Born in 1828, in the town of Meissen, in Saxony, Germany, Karl G. Maeser was recognized as a bright scholar from a young age. He received some of the most innovative and highest quality teacher training offered in Europe at the time and began his teaching career in Dresden in 1852. After joining the Church of Jesus Christ of Latter-day Saints, he immigrated to Utah and was asked by Brigham Young to start an academy. He served 16 years as principal of Brigham Young Academy and although he was not the first principal of the Academy, he is considered its founder. The Academy became Brigham Young University (BYU) in 1903. Maeser went on to train thousands of teachers and helped found over fifty schools, many of which are now prominent academic institutions in Utah.

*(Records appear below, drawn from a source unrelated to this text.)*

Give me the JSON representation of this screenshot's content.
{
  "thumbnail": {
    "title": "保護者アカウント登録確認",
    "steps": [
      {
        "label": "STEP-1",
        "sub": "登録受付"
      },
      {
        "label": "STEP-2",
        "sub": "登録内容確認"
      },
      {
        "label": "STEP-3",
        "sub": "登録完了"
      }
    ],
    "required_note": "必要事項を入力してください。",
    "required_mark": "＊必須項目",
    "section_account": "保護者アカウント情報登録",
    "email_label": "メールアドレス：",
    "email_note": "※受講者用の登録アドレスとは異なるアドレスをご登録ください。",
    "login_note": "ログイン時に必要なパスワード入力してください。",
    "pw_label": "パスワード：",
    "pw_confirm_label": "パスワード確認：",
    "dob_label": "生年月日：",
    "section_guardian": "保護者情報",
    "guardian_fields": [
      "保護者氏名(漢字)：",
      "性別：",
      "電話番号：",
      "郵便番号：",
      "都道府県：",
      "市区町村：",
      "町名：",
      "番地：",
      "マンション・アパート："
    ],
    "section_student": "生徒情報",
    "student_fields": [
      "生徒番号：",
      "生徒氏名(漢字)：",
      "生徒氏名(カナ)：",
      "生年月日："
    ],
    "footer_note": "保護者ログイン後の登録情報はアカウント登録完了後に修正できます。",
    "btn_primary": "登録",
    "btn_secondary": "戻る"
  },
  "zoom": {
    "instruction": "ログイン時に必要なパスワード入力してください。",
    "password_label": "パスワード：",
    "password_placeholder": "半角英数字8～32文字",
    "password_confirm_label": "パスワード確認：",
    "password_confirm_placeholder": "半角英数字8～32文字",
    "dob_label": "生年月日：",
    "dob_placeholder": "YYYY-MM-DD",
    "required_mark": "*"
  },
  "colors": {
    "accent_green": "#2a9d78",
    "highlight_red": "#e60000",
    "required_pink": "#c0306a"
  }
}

Throughout his life, Maeser made a lasting impression on his students at the Brigham Young Academy. He focused on teaching students how to develop rational thought and build intellectual inquiry. His philosophy left a legacy and foundation for the Honors Program today, as exemplified in the four pillars: academic excellence, community of scholars, interdisciplinary thinking, and skills of inquiry.

Shortly after his passing in 1901, plans were drawn for the Karl G. Maeser Memorial building-- a temple of learning to commemorate the beloved teacher. This building was the start of the development of the “upper campus,” where most of the University is now located. The Maeser Building remains the oldest building in use on BYU’s campus and is known for its beautiful classical architecture. Today it houses the administrative offices of Undergraduate Education and is home to the Honors Program.